Conckentrice needed a pig and a turkey. The two animals were first cut in half and then the broken pieces were sewn together. The face and abdomen of the pig were generally used. In other words, the pig’s head was attached to the rear end of the turkey. In a recipe from 1425, the preparation of Conckentrice, one of the best dishes in history, is described as follows: “Take a turkey, boil it, drain the water and then cut it in half at the waist. Take a pig, boil it and cut it in half at the waist. Take your needle and thread and sew the front of the turkey to the back of the pig. And sew the front of the pig to the back of the turkey. Then stuff it like a pig. Put a skewer in it and fry. When cooked, garnish the outside with the egg yolk, ginger, saffron and parsley juice. Serve as royal meat.”
3. Juicy peacock
In the Middle Ages, economically prosperous people ate two or three meals a day. Breakfast was mainly boiled meat and toast. The other food would be fowl, cake, fish or roast meat. Aristocrats ate three meals a day. For medieval aristocrats, food was closely linked to ostentation. Peacocks, in particular, were a sign of wealth. Undoubtedly, these birds were present on the tables of all wealthy families living in the Middle Ages. A recipe book written in the mid-15th century describes how to prepare a peacock. After plucking the bird’s feathers, the meat was roasted without breaking into pieces, and then the bird’s feathers were put back on the roasted animal. This would make the peacock look alive. Thus, the aristocrats had the opportunity to show their wealth to their guests with the giant peacock in the middle of the table.
4. Beef brain with egg and offal
The culinary culture of the Roman Empire consisted of practical and delicious meals. But some Romans also liked strong flavors. In a cookbook known as Apicius, it seems that the Romans made some pretty peculiar dishes. Boiled flamingo, testicles and jellyfish… The cookbook called Apicius consists of 10 separate chapters. Chapter 4 of the book provides a recipe for a brain lunch with eggs and offal. According to the recipe, the fibrous parts of the brain must be removed. Later, it is claimed that the brain and the egg were fried in the same place. The chicken offal, which is the last ingredient, is recommended to be finely chopped before frying. Finally, all the ingredients are gathered and served. It’s time to eat! As the Roman poet Lucretius, who lived in the first century BC, said: “Ut quod aliis cibus est aliis fuat acre venenum”. “For some it is food, for others bitter is poison.”
5. Almond hedgehog
English cookbook author Hannah Glasse’s best-selling 1747 book The Art of Cookery Made Plain and Easy features a different dish: hedgehog with almonds. First, a slippery marzipan was made with 12 eggs, cream, sugar, almonds and butter. Then the hedgehog was peeled and boiled. Once the hedgehog was cooked, it was placed on top of the marzipan and served. Certainly, people in modern times would not eat this dish. However, in the world of the 18th century, the hedgehog with almonds was one of the indispensables of the invitation tables.

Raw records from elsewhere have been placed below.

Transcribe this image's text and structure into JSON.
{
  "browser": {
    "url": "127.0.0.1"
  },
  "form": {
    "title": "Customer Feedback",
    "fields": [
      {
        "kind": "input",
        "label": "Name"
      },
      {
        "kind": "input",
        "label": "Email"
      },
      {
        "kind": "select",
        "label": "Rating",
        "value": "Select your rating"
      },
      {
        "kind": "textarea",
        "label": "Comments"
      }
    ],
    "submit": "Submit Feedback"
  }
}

If this content interests you; You can also check out our list of 35 interesting facts about drinks and foods that you will be surprised to hear!